An updated version of the Active Planning Toolkit has been launched in Gloucestershire this week to help professionals create buildings and natural environments that support people to get more active.

Originally introduced in 2011, the toolkit provides a practical guide for planners, architects, and developers to help them ‘design in’ features that encourage physical activity. This can include making stairs easy to find, and linking shops and workplaces to walking and cycling networks.

Developed in partnership with Gloucestershire County Council, the University of Gloucestershire and the Voluntary and Community Sector (VCS), the toolkit was designed to implement NICE public health guidance 2008, which provided evidence about the types of environment that encourage physical activity.

Key features of the toolkit include:

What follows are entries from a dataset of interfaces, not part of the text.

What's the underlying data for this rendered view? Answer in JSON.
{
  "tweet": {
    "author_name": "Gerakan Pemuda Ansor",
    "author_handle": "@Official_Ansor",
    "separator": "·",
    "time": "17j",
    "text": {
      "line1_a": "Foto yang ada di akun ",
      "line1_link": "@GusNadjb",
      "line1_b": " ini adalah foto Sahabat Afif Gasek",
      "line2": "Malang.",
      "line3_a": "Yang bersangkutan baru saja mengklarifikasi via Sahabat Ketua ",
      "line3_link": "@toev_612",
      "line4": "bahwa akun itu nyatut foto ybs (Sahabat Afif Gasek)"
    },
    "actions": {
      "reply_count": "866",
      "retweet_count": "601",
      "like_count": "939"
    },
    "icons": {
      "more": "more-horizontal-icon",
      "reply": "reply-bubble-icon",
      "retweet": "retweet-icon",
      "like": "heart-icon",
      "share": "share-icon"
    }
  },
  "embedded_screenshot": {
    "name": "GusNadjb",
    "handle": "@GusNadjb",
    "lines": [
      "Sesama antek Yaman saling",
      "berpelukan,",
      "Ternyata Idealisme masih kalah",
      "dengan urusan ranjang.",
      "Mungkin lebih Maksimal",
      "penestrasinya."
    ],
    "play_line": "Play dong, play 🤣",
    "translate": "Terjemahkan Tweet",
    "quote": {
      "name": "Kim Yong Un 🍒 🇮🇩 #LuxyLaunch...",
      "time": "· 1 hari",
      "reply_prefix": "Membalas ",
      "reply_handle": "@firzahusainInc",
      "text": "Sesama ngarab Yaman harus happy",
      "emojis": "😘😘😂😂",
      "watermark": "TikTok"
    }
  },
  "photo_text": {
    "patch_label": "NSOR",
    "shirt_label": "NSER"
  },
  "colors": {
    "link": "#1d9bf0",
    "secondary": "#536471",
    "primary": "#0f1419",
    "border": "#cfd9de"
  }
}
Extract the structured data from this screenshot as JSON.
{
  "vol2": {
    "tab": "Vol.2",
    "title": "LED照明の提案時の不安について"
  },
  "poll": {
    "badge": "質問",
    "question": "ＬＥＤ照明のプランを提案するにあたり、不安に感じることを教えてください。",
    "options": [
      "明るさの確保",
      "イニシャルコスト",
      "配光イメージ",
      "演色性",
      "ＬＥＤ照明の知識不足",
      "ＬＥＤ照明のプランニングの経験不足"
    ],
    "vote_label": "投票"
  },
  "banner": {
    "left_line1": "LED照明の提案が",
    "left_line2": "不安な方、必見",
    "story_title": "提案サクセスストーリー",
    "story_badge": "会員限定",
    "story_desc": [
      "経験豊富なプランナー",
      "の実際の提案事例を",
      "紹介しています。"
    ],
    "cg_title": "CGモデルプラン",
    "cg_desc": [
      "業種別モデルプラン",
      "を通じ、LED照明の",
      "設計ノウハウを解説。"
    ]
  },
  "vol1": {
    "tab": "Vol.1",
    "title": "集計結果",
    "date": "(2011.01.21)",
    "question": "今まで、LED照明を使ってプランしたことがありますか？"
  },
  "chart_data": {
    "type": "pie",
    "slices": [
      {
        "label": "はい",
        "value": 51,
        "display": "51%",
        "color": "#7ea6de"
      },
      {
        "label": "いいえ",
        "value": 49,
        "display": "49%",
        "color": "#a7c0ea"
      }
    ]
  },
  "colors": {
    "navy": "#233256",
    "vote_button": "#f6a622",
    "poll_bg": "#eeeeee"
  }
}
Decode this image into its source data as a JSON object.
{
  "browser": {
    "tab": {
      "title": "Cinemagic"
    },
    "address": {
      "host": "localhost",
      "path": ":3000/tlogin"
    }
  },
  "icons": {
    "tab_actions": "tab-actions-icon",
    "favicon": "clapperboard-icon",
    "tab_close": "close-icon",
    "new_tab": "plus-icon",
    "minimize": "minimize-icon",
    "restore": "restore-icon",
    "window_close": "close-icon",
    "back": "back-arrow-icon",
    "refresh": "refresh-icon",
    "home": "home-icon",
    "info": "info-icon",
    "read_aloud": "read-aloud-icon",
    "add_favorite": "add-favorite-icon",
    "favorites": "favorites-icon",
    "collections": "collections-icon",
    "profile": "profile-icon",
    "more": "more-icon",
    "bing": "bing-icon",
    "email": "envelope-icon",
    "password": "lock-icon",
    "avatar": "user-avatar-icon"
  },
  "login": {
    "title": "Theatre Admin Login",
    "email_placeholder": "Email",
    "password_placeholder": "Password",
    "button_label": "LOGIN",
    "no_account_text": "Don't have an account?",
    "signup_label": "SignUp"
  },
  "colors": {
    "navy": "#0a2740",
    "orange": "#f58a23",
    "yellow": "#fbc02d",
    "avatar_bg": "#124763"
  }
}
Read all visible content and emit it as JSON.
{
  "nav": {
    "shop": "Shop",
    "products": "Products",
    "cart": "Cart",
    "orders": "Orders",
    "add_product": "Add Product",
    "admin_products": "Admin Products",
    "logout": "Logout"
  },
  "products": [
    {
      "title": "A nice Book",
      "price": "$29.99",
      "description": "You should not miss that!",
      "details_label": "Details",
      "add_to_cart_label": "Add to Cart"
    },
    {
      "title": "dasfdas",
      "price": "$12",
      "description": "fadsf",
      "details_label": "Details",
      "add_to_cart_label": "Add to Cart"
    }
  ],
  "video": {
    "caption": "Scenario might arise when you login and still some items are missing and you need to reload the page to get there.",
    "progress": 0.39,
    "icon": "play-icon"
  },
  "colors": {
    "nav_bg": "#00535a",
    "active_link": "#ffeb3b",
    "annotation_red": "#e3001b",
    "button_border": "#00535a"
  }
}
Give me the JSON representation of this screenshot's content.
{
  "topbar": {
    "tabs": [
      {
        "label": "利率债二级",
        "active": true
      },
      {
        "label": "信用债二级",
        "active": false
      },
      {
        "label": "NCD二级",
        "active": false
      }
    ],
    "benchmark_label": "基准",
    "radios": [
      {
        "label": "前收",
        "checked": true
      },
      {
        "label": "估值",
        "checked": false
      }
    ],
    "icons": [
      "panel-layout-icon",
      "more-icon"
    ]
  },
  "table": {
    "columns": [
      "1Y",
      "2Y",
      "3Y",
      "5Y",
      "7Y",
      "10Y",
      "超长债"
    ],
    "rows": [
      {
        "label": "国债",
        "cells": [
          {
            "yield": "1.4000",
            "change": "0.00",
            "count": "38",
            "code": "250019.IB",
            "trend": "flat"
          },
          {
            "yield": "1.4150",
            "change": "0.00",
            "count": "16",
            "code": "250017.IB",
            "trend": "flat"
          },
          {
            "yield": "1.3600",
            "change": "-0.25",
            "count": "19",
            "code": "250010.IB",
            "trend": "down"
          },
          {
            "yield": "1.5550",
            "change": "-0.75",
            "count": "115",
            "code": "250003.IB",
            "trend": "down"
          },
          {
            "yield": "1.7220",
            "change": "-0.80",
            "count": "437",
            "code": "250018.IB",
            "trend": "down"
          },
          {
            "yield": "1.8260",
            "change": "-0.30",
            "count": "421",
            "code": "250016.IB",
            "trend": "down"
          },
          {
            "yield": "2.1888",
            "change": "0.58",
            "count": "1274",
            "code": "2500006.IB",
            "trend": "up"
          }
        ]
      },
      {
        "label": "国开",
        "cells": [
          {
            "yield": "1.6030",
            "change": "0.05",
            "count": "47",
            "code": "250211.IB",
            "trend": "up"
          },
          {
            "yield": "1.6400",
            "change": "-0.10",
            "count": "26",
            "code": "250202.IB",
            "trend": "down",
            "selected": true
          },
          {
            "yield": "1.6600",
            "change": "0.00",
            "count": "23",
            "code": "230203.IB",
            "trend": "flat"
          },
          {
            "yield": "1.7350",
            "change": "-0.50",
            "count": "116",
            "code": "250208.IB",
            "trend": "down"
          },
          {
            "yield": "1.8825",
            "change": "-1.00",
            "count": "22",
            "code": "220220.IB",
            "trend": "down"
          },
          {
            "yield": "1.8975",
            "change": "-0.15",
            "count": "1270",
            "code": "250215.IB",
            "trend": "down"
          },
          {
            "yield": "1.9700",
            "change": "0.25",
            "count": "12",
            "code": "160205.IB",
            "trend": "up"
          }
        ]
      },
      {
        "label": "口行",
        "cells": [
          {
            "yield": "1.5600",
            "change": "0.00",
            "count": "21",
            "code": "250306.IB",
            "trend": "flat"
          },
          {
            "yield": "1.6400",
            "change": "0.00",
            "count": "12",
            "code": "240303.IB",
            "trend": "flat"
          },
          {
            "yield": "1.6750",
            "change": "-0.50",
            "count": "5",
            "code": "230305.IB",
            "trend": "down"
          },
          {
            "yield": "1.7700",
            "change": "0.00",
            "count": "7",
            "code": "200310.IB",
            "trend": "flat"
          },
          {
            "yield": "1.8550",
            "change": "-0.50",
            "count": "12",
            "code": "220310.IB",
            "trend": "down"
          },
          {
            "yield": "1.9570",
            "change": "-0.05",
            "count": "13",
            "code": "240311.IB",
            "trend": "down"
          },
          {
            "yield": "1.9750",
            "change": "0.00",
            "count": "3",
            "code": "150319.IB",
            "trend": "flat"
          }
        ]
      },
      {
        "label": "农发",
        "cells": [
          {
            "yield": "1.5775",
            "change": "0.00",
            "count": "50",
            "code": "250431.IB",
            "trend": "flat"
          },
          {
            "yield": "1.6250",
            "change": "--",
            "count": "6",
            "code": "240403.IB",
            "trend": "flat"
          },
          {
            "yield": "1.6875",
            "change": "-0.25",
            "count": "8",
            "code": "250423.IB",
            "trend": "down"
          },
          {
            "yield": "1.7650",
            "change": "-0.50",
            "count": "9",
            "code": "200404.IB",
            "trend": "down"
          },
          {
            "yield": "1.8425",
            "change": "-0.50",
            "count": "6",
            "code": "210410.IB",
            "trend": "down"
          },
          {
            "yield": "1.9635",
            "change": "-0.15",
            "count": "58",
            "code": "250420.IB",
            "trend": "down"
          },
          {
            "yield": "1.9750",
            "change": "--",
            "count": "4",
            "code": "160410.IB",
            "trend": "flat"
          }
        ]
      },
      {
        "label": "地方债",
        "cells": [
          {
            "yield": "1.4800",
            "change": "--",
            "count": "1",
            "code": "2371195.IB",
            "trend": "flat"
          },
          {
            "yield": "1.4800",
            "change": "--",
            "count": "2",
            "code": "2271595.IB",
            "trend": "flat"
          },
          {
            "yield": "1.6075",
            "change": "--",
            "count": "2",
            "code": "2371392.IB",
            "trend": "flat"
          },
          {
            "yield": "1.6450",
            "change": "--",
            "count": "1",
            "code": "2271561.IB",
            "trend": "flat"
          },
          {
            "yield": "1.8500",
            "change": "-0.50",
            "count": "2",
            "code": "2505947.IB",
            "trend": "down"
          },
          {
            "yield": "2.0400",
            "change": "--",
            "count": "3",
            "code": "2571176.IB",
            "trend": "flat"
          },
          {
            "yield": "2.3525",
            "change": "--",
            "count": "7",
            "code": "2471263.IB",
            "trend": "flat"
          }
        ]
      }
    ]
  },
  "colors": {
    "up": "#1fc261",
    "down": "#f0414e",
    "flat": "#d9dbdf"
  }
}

  • the latest available evidence from the National Institute for Health and Care Excellence (NICE) on physical activity and the environment
  • up-to-date guidance on changes in planning law
  • new case studies highlighting best practice from Gloucestershire and around the UK

Welcoming the update, Dr Hein Le Roux, Commissioning Lead and member of Gloucestershire Health and Wellbeing Board at NHS Gloucestershire Clinical Commissioning Group (CCG), said:

“NHS Gloucestershire Clinical Commissioning Group recognises that the built and natural environments in which we live have a huge influence upon how active we are in our daily lives.  Many people are not physically active enough and the health risks of sedentary lifestyles are identified as a growing problem. The CCG is therefore very pleased to be involved in producing an updated version of the Active Planning Toolkit.”

Nigel Riglar, Commissioning Director, Communities & Infrastructure from Gloucestershire County Council (GCC), said:

“As this toolkit shows, using design so that physical activity becomes an integral part of our daily lives can make a real difference to people’s health. Attractive, well thought out and accessible environments naturally encourage us to walk or cycle, to use the stairs instead of the lift and to make the most of outdoor spaces.”

“Getting people more active more often delivers lasting benefits to people’s health and wellbeing.”

Bren McInerney, Kingfisher Social Enterprise and a Member of the NICE Programme Development Group said:

“The most impressive aspect of the toolkit is its focus on local communities, and this has been evident throughout its development.

I worked with Duncan Jordan, former Group Director, Environment (GCC) on the local implementation group, agreed the local refresh, and having been part of the NICE development group, have seen how this has progressed from a national perspective right down to the local level.

We should all be very proud of taking national work to a local level like this and producing a toolkit that has communities at the heart of its delivery.”

The toolkit can be found on our publications page, here.